Providing aid to the Philippines following Typhoon Haiyan puts the U.S. in a grim and familiar role. As the world's superpower, America helps the earthquake-stricken and storm-ravaged around the globe — whether it's providing satellite imagery, dispatching aircraft carriers, or sending financial assistance. In the wake of the storm, President Obama went through the ritual of calling the president of the hard-hit country to reassure him of U.S. commitment and sympathy.
In his public statements, Obama has noted that "the friendship between our two countries runs deep," but there's been no mention of the Philippines having once been an American possession. To some extent, that might be understandable. Remember, this is a president who was raised in part in the Pacific Rim and who is accused by some on the right of having an anticolonial mentality. But it also betrays a discomfort with this country's imperial period, an uneasiness that extends to our actions in the present day.

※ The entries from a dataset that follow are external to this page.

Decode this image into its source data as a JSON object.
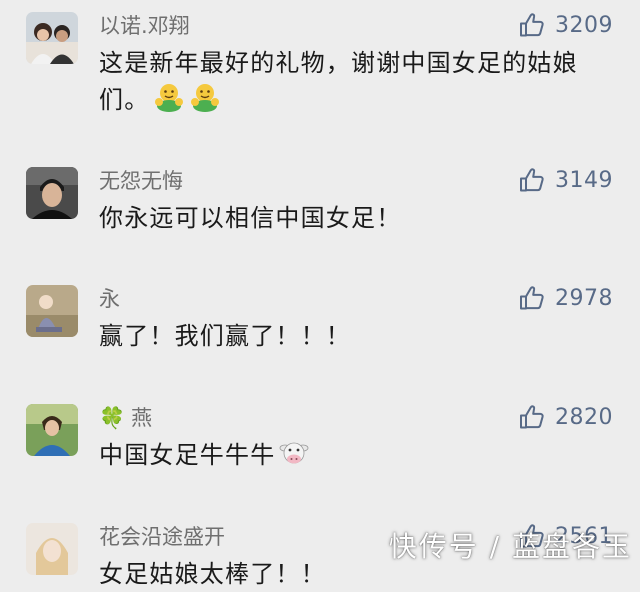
{
  "comments": [
    {
      "username": "以诺.邓翔",
      "likes": "3209",
      "text": "这是新年最好的礼物，谢谢中国女足的姑娘们。"
    },
    {
      "username": "无怨无悔",
      "likes": "3149",
      "text": "你永远可以相信中国女足！"
    },
    {
      "username": "永",
      "likes": "2978",
      "text": "赢了！我们赢了！！！"
    },
    {
      "username": "燕",
      "username_prefix_icon": "four-leaf-clover",
      "likes": "2820",
      "text": "中国女足牛牛牛"
    },
    {
      "username": "花会沿途盛开",
      "likes": "2561",
      "text": "女足姑娘太棒了！！"
    }
  ],
  "emojis": {
    "c0": [
      "hug-emoji",
      "hug-emoji"
    ],
    "c3": [
      "cow-emoji"
    ]
  },
  "watermark": "快传号 / 蓝盘各玉",
  "colors": {
    "background": "#ededed",
    "username": "#6f6f6f",
    "like_count": "#586a87",
    "text": "#1a1a1a"
  }
}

The U.S. rarely acknowledges its colonial past, which is, perhaps, not surprising for a country proudly formed as a breakaway colony itself. By contrast, other colonial powers, particularly France, retain an active role in their former dominions and never forget how those ties came to be. Great Britain is holding its annual Commonwealth Heads of Government meeting next week. When French President François Hollande dispatched troops to the former West African colony of Mali to battle a Qaida-affiliated insurgency, the colonial ties seemingly appeared in every account.
The difference between France and the U.S. isn't just about tone. America not only is loathe to acknowledge its occupational history in places like the Philippines (or Cuba or Puerto Rico), but also is reluctant to acknowledge its current hegemonic role. "We don't do empire," Donald Rumsfeld said at the start of the Iraq War. True, the U.S. isn't imperial in the strictest sense, but it might be hard to make the distinction in some nations, whether its war-torn Afghanistan or peaceful Panama, whose independence was forged by U.S. support so we could build a canal and which uses the dollar as one of its official currencies.
The economic historian Niall Ferguson, who's often controversial, was surely right when he said America is "an empire in denial" — a global power that doesn't think of itself that way and thus stumbles into foreign entanglements without the sense of history or commitment that other former colonial powers once brought, and occasionally still bring, to their conduct of foreign affairs. His point is that if the U.S. thought like an empire, there would be no delusion that you could be in and out of Iraq in five years without a long, lingering involvement or that taking out Iranian nuclear facilities could be a matter of air strikes. Memory helps breed wisdom.
Most Americans are oblivious to the fact that the Philippines was an American protectorate until the end of World War II. The U.S. grabbed it after winning the Spanish-American War rather than seizing it from indigenous peoples, but it lost some 4,000 soldiers putting down rebellions after it was over. And America kept a heavy hand after 1945, establishing military bases to prosecute the Cold War and the Vietnam War, and supporting the "conjugal dictatorship," to use the phrase of writer Gina Aposta, of Ferdinand Marcos and his shoe-crazed wife, Imelda. Today there is a more respectful rapport. While Manila has enshrined a no-foreign-base rule in its constitution, the U.S. strategic pivot to Asia has been well received in the Philippines, where territorial disputes with China are problematic. At the same time, person-to-person contacts are widespread: Some 600,000 Americans live in the Philippines and there are 3 million Filipino-Americans, many of whom are devoting themselves to typhoon relief.
But that's a far cry from France's relationship with Africa, where it snapped up countries and never entirely let go. The French even have a word for the continuing ties to the region: Françafrique. It began as a positive term coined by the president of CÃ´te D'Ivoire in the 1950s but now has a negative connotation — the use of soft and hard power to keep a hand in African affairs. Whether the French presence on the continent is a positive one or not, it's a commitment that hasn't wavered. France has staged 30 military interventions in Africa since 1960. In Mali, it was eager to be the tip of the spear. It's telling that this comes at the same time France withdrew early from Afghanistan. The ties that bind are the colonial ones. "While there have been changes in emphasis, there has been tremendous consistency in French governments maintaining a role in former colonies," says Nicholas Dungan of the Atlantic Council.
Many factors drive the French connection to Africa — trade, culture, military — but it's more a sense of national self-interest than noblesse oblige, experts say. "I don't think there's any guilt," says one Western diplomat who served in the region. As François Mitterrand said in 1957, long before he became president, "Without Africa, France will have no history in the 21st century."
The lesson here for the U.S. isn't to emulate France's muscular attachment to her former possessions. It's not that France is kinder to its colonies. "I think we'd have the same response to any country we had a good relationship with," says Joshua Kurlantzick, an Asia expert with the Council on Foreign Relations, commenting on our response in the Philippines. But recognizing that we were once an old-style colonial power can help us understand what our responsibilities are as a modern iteration of one. It's something to keep in mind as we help the Philippines and pass the 13th anniversary of the Afghanistan War.